This term, in our opinion, is certainly that which is referred to by section 10 of Article 8 of the Constitution (i.e., “the ratio which [the] assessed valuation . . . bears to the full valuation, as determined by the state tax commission or by such other state . . . agency as the legislature shall by law direct”).
In the absence of the circumstances to be discussed below, the state equalization rates for the last completed assessment roll and for the four preceding rolls for the municipalities involved would be applicable in the § 1314(1)).
However, in several instances we have also established a “special equalization rate” for one or more of the municipalities in the school district in question. Such “special equalization rate” is established pursuant to subdivision 2 of section 1314, and the specific authorization contained therein is worthy of note:
2. If it is made to appear to the state board by a statement of the assessors of the city or town, subscribed and affirmed by them as true under the penalties of perjury, that there has been a material increase or decrease in the ratio which the assessed valuation of real property bears to the full valuation since the last state equalization rate for the city or town was established, or, if it is made to appear to the state board that the state equalization rate established by it for a city or town is inequitable as applied to real property within the school district in such city or town, it shall determine a special equalization rate for such city or town or for such real property, as the case may be, which shall be used for the sole purpose of equalization under this section.
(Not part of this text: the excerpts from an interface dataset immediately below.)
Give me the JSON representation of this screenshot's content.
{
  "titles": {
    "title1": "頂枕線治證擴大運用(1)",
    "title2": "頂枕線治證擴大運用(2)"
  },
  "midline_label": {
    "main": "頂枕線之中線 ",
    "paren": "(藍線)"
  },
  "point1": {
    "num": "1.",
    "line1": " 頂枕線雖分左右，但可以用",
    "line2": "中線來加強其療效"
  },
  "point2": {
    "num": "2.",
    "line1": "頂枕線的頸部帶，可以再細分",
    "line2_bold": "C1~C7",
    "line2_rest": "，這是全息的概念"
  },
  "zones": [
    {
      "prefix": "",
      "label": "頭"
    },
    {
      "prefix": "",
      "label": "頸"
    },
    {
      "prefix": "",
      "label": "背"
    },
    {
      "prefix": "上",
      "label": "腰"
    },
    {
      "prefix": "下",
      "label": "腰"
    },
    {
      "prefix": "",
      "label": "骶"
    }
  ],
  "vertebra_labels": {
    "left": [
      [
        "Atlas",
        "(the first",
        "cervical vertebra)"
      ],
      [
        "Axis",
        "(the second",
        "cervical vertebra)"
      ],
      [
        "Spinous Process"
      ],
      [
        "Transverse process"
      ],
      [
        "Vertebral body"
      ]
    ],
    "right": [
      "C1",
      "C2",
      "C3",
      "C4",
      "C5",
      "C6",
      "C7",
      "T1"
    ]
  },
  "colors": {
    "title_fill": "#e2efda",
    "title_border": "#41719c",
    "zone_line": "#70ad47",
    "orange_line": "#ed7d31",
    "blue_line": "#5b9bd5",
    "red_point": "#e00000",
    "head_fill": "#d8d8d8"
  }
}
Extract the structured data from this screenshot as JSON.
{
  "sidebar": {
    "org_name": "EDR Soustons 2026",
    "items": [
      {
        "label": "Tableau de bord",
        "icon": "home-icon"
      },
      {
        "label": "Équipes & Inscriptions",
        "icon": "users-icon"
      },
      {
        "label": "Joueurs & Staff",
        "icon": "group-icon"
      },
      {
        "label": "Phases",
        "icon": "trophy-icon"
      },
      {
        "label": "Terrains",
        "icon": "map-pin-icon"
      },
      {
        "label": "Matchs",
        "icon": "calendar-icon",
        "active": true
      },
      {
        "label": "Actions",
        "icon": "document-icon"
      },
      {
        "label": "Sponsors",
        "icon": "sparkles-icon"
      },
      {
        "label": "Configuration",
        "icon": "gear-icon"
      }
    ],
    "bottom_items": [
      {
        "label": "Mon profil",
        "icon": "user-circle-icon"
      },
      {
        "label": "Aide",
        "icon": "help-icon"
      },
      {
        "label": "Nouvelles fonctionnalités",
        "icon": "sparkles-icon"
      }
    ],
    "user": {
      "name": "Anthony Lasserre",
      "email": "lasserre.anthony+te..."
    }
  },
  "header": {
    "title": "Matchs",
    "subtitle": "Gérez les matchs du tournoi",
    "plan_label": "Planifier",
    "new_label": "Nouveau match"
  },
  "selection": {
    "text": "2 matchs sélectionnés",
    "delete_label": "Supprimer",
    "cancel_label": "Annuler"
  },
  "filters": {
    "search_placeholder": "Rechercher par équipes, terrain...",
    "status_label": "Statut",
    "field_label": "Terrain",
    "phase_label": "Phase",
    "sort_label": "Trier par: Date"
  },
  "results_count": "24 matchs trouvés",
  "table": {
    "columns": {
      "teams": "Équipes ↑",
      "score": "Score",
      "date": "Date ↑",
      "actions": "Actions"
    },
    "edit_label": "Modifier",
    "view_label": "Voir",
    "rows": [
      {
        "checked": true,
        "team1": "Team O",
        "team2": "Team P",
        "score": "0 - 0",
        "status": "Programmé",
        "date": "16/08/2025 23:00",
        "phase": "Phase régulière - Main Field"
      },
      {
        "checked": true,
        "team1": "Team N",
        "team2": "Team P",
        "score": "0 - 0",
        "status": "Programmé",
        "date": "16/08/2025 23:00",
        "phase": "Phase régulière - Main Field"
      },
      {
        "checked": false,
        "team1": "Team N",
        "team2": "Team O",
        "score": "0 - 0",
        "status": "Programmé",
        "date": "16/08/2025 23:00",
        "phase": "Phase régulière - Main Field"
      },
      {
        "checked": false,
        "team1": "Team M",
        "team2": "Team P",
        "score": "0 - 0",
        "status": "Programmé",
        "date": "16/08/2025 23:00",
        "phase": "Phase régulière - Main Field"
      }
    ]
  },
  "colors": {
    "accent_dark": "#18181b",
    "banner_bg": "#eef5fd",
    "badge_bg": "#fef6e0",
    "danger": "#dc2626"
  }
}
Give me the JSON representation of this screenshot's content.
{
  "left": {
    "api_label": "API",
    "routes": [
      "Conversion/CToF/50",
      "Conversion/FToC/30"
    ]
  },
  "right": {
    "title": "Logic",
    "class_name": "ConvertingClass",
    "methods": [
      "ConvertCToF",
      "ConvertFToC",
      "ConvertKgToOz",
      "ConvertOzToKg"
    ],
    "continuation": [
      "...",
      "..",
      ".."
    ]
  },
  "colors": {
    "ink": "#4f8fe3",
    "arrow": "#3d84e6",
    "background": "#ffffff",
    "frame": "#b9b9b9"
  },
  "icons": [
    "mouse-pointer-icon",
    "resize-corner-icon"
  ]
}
Such special equalization rate as finally determined shall be furnished by such board to the district superintendent of schools or the school authorities, as the case may be. (emphasis supplied)
The language of this subdivision and its location in the law (i.e., “§ 1314. Equalization in school districts located in more than one city or town”) clearly limits the application of the special rate to school tax apportionment.
In addition, however, the State Legislature has consistently acted in accordance with the above discussed interpretation. Thus, in 1968, Chapter 1069 authorized the establishment of special equalization ratios for the City of New York. The new Article 12-A of the Real Property Tax Law created by said Chapter 1069 contains a section 1252 which specifically authorizes and directs that special rates established pursuant to this Article shall be used for the computation of the tax and debt limits in New York City.
And, finally, Article 12-A has been amended by Chapter 954 of the Laws of 1973 to make its provisions applicable to the City of Yonkers.
Accordingly, it is our opinion that the law clearly provides that in all localities, except New York City and Yonkers, the computation of tax and debt limits shall be based upon the applicable regular state equalization rates.
July 5, 1973
NOTE: Construes law prior to L.1978, c.280.